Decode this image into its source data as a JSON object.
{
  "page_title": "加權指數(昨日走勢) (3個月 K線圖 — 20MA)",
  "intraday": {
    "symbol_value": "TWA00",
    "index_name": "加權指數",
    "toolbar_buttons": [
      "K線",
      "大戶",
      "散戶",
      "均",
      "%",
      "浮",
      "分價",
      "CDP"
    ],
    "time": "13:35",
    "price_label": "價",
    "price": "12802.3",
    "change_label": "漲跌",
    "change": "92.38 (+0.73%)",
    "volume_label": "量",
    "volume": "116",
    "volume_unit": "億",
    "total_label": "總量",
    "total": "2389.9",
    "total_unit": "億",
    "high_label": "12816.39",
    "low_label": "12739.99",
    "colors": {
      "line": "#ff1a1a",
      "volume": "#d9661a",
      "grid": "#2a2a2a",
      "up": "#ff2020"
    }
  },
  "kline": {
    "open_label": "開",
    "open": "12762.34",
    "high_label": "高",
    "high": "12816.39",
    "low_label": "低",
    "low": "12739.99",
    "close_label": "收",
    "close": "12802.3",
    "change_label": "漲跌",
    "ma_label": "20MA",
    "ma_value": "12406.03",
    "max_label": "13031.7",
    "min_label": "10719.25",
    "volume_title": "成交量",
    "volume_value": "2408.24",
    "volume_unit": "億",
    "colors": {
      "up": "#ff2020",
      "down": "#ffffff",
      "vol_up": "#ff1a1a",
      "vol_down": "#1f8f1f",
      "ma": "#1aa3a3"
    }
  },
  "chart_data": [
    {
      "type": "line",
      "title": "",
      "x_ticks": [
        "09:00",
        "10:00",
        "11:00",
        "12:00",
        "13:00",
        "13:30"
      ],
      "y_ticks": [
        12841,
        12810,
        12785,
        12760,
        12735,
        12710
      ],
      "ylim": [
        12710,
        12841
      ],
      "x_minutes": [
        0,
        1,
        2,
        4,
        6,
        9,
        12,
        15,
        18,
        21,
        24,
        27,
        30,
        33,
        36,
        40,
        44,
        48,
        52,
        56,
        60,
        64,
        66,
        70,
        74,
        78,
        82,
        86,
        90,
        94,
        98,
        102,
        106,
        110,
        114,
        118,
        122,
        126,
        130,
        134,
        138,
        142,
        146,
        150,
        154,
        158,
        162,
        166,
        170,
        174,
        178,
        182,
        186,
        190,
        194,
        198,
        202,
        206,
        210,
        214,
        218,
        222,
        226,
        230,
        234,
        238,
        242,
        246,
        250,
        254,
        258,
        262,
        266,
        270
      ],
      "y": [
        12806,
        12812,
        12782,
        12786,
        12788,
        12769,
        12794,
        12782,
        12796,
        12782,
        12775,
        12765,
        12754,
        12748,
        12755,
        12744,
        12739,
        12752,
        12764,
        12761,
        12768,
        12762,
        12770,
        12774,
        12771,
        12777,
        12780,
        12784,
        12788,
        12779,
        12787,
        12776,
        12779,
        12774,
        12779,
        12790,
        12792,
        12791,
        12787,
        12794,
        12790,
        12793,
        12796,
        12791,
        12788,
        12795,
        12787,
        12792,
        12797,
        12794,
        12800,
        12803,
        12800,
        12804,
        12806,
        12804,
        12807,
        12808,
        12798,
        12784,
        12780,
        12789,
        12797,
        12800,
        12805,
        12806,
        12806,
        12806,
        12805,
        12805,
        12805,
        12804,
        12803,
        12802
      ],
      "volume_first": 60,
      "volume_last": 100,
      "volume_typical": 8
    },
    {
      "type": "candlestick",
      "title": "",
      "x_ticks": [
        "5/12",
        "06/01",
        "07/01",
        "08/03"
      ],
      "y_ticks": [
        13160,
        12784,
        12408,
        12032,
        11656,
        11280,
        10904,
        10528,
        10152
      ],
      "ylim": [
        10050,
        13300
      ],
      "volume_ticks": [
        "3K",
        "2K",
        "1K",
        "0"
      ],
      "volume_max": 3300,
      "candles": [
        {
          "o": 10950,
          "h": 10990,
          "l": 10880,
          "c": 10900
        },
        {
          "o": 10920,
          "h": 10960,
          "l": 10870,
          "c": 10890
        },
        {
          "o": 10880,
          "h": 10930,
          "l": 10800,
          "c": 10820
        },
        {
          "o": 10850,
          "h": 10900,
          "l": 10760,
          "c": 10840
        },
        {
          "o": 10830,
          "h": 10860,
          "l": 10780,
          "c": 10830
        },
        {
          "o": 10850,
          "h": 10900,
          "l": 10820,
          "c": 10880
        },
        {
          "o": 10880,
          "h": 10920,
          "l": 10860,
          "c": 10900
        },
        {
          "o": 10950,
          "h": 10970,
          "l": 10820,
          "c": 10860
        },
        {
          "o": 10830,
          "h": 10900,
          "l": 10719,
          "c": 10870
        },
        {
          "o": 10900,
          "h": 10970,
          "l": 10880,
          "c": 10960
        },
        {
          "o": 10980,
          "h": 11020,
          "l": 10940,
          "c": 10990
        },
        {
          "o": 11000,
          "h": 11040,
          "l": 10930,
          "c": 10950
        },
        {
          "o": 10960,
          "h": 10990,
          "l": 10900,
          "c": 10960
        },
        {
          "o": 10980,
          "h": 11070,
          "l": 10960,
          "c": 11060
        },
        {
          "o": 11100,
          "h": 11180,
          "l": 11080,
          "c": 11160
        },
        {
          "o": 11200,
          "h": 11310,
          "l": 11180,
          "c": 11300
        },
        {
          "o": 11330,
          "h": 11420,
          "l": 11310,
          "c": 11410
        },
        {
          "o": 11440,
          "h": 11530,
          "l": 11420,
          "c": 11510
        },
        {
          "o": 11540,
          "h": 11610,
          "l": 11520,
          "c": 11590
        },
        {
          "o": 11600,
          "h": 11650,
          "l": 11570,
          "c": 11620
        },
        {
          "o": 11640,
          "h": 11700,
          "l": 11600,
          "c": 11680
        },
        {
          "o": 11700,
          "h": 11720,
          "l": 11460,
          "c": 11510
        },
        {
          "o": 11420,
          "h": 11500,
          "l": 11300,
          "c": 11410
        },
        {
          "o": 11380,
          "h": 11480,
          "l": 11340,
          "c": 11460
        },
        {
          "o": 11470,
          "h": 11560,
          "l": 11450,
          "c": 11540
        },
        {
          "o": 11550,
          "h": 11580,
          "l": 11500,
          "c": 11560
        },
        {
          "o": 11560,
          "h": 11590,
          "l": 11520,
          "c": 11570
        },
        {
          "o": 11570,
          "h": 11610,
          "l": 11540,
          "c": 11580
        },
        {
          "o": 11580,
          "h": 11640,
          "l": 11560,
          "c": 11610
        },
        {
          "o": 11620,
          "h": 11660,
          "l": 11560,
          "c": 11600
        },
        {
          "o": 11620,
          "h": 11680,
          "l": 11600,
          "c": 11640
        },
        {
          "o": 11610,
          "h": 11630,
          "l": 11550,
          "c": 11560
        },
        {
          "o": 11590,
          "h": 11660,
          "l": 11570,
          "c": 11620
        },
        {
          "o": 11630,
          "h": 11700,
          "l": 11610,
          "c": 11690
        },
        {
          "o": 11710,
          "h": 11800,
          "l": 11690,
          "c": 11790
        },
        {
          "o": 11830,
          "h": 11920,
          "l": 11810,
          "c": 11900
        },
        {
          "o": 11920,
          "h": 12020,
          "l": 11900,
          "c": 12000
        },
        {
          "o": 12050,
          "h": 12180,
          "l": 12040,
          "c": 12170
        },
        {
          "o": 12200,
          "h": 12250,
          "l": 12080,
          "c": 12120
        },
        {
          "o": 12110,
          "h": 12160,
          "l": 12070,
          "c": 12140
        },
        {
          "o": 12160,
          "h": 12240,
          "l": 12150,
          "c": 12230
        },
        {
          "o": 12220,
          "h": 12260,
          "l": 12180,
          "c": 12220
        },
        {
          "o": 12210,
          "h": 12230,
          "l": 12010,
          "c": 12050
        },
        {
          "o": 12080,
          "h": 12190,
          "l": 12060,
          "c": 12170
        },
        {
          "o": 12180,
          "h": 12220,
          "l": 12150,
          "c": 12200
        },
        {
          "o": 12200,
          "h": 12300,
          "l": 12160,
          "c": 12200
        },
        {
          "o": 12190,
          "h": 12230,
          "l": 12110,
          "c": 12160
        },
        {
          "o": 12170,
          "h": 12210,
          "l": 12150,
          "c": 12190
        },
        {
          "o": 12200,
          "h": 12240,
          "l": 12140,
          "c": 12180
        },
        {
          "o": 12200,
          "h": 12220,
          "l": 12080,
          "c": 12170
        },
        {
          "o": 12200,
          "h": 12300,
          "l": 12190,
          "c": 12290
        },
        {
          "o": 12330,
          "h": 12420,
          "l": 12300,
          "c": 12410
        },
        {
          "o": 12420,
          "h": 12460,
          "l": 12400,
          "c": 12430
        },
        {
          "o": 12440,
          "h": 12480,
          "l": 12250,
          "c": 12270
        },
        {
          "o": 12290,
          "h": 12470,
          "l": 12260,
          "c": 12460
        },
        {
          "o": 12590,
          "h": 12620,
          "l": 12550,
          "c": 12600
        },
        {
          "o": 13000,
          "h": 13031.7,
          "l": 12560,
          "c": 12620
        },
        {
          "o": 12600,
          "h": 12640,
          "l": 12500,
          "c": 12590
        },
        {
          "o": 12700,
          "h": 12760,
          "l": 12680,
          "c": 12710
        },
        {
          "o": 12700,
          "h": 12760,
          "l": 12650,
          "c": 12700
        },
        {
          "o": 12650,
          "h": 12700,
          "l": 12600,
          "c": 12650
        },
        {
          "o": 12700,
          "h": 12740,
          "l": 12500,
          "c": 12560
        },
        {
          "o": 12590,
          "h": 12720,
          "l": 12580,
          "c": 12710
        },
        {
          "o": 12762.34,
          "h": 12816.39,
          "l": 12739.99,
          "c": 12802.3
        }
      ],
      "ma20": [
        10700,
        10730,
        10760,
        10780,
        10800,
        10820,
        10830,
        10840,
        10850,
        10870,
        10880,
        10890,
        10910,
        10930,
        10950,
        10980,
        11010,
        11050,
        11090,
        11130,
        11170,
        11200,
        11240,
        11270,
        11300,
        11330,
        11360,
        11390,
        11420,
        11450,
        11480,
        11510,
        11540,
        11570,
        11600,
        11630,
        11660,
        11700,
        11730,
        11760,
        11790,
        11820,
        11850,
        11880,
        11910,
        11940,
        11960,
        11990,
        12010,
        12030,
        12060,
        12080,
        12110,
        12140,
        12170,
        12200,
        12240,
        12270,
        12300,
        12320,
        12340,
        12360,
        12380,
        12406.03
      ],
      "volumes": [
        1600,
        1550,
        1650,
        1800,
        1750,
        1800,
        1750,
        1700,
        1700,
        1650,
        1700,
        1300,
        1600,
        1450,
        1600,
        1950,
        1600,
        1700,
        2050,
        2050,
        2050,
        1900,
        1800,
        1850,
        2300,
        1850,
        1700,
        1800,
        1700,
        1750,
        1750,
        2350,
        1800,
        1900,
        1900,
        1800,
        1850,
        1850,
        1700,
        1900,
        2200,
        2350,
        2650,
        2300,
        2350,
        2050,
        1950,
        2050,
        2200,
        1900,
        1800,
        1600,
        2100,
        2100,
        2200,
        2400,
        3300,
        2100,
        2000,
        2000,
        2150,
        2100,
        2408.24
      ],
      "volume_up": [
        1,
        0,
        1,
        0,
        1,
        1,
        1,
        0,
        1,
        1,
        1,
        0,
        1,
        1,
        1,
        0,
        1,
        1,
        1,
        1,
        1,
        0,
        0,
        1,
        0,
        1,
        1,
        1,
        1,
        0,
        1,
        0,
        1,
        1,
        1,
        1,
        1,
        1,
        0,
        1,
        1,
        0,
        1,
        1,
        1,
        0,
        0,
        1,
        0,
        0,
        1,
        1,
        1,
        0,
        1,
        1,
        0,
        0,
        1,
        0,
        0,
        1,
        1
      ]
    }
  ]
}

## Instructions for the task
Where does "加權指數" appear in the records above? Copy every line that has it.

## Final answer
  "page_title": "加權指數(昨日走勢) (3個月 K線圖 — 20MA)",
    "index_name": "加權指數",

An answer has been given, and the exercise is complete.